- Cross-training research staff with development engineers exposes the researchers to their counterparts encouraging interaction in a non-competitive environment.
- Proposals for research funding must be evaluated for results in competitive advantages or strengthened competencies for the firm in order to be considered for funding.
But don’t make the assumption that customers drive all innovation. An innovation is by its definition something that didn’t exist before. The most crystal examples are organizing form of innovators, such as the Internet retail sales site Amazon.com. Its innovation was the way the firm organized itself to leverage a new technological development to sell books. Given the success of these previously unknown innovations, the market more often than not will not know except in hindsight its own wants and needs. In the case of Amazon, the product didn’t change at all but the sales vehicle convenience and ease of use gave the firm a competitive advantage over traditional brick-and-mortar bookstores. Since then, the company applied this same model to every product with a reasonable shipping profile.
Don’t get me wrong, I use and rely on cloud technologies everyday. But I’m also not one to execute a cloud strategy blindly. My IT cool factor never much worries me if by following the cloud crowd due diligence must be discounted as “fuddy-duddy” or “unadventurous”.

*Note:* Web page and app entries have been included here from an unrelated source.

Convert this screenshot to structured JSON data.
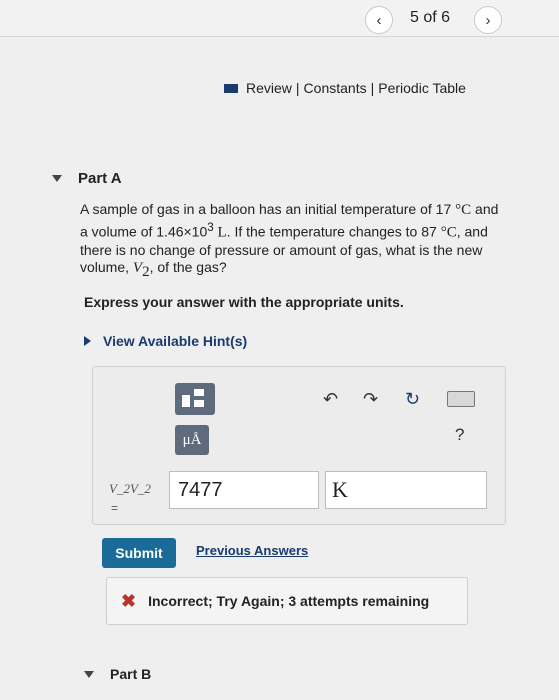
{
  "nav": {
    "prev_icon": "‹",
    "next_icon": "›",
    "counter": "5 of 6"
  },
  "links": {
    "review": "Review",
    "constants": "Constants",
    "periodic_table": "Periodic Table",
    "separator": "|"
  },
  "part_a": {
    "title": "Part A"
  },
  "question": {
    "t1": "A sample of gas in a balloon has an initial temperature of 17 ",
    "u1": "°C",
    "t2": " and a volume of 1.46×10",
    "exp": "3",
    "u2": " L",
    "t3": ". If the temperature changes to 87 ",
    "u3": "°C",
    "t4": ", and there is no change of pressure or amount of gas, what is the new volume, ",
    "var_main": "V",
    "var_sub": "2",
    "t5": ", of the gas?"
  },
  "instruction": "Express your answer with the appropriate units.",
  "hints": {
    "label": "View Available Hint(s)"
  },
  "toolbar": {
    "units_label": "μÅ",
    "help": "?"
  },
  "answer": {
    "var_label": "V_2V_2",
    "equals": "=",
    "value": "7477",
    "unit": "K"
  },
  "actions": {
    "submit": "Submit",
    "previous_answers": "Previous Answers"
  },
  "feedback": {
    "icon": "✖",
    "text": "Incorrect; Try Again; 3 attempts remaining"
  },
  "part_b": {
    "title": "Part B"
  },
  "colors": {
    "brand": "#1a3b6e",
    "submit": "#1a6b98",
    "error": "#c0302b"
  }
}
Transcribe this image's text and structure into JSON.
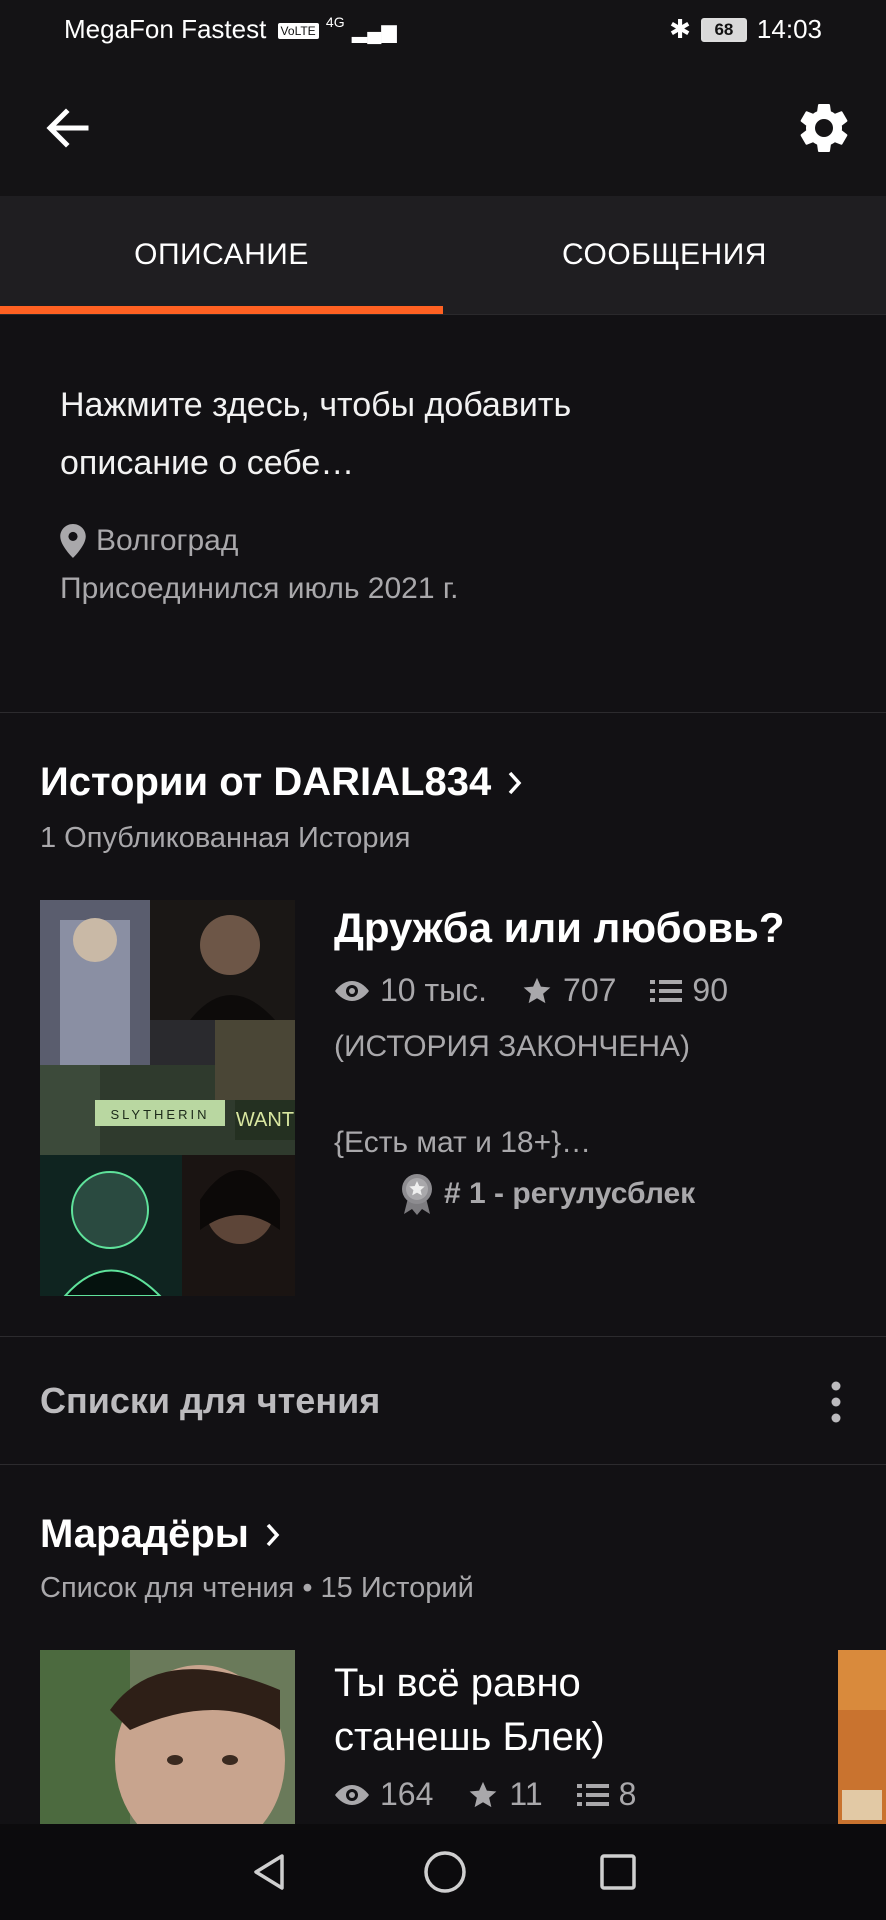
{
  "status_bar": {
    "carrier": "MegaFon Fastest",
    "volte_badge": "VoLTE",
    "network": "4G",
    "battery": "68",
    "time": "14:03"
  },
  "tabs": [
    {
      "label": "ОПИСАНИЕ",
      "active": true
    },
    {
      "label": "СООБЩЕНИЯ",
      "active": false
    }
  ],
  "about": {
    "description_line1": "Нажмите здесь, чтобы добавить",
    "description_line2": "описание о себе…",
    "location": "Волгоград",
    "joined": "Присоединился июль 2021 г."
  },
  "stories_section": {
    "title": "Истории от DARIAL834",
    "subtitle": "1 Опубликованная История",
    "story": {
      "title": "Дружба или любовь?",
      "reads": "10 тыс.",
      "votes": "707",
      "parts": "90",
      "status": "(ИСТОРИЯ ЗАКОНЧЕНА)",
      "tagline": "{Есть мат и 18+}…",
      "rank": "# 1 - регулусблек",
      "cover_text": "SLYTHERIN",
      "cover_text2": "WANT"
    }
  },
  "reading_lists": {
    "header": "Списки для чтения",
    "list": {
      "title": "Марадёры",
      "subtitle": "Список для чтения • 15 Историй",
      "story": {
        "title_line1": "Ты всё равно",
        "title_line2": "станешь Блек)",
        "reads": "164",
        "votes": "11",
        "parts": "8"
      }
    }
  },
  "colors": {
    "accent": "#ff6122",
    "background": "#121114",
    "muted_text": "#a9a8ab"
  }
}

The more considered among us have to think of how these uncontrolled, third-party solutions expose a firm to service-level and security risks. In the first category, the risk of an outage at a pivotal point in a deal negotiation leaves the entire organization helpless to answer based on archived or shared documents. Think of the time limit that might be placed on seemingly acceptable terms during a contract negotiation. Let’s say a negotiator recalls information that will sell the counter-party’s offer to his own team but then cannot gain access to that resource. Without a backup cloud or local backup solution, the team may find itself unable to accept or continue negotiating. The repercussions could be disastrous if the counter-party refuses to wait or accommodate the team.
Firms relying on the security protocols of public cloud solutions or remote private clouds accept the same risk threshold of the service provider and then some. Should data records be subpoenaed by governing authorities, the third-party service supplier will interpret its lawful responsibilities according to its own legal department. It’s highly unlikely that the client firm’s legal team will be involved in any of the negotiations or arrangements.
There is a new risk making it’s way to a project near you. The risk of risk aversion is motivated by the belief that it is better to never try than to try and then fail. This is the prevailing career protectionist attitude. It is based on the belief that failure in an organization is not acceptable and tantamount to career suicide. Management in large organizations may express their frustration and lack of confidence in the efficacy of innovation initiatives (http://www.accenture.com/us-en/Pages/insight-low-risk-innovation-costly.aspx?c=mc_prposts_10000040&n=otc_1013). However, the fault probably lies primarily with them and the corporate cultures they encourage (http://www.guardian.co.uk/media-network/media-networkblog/2013/feb/01/reasons-fail-business-model-innovation).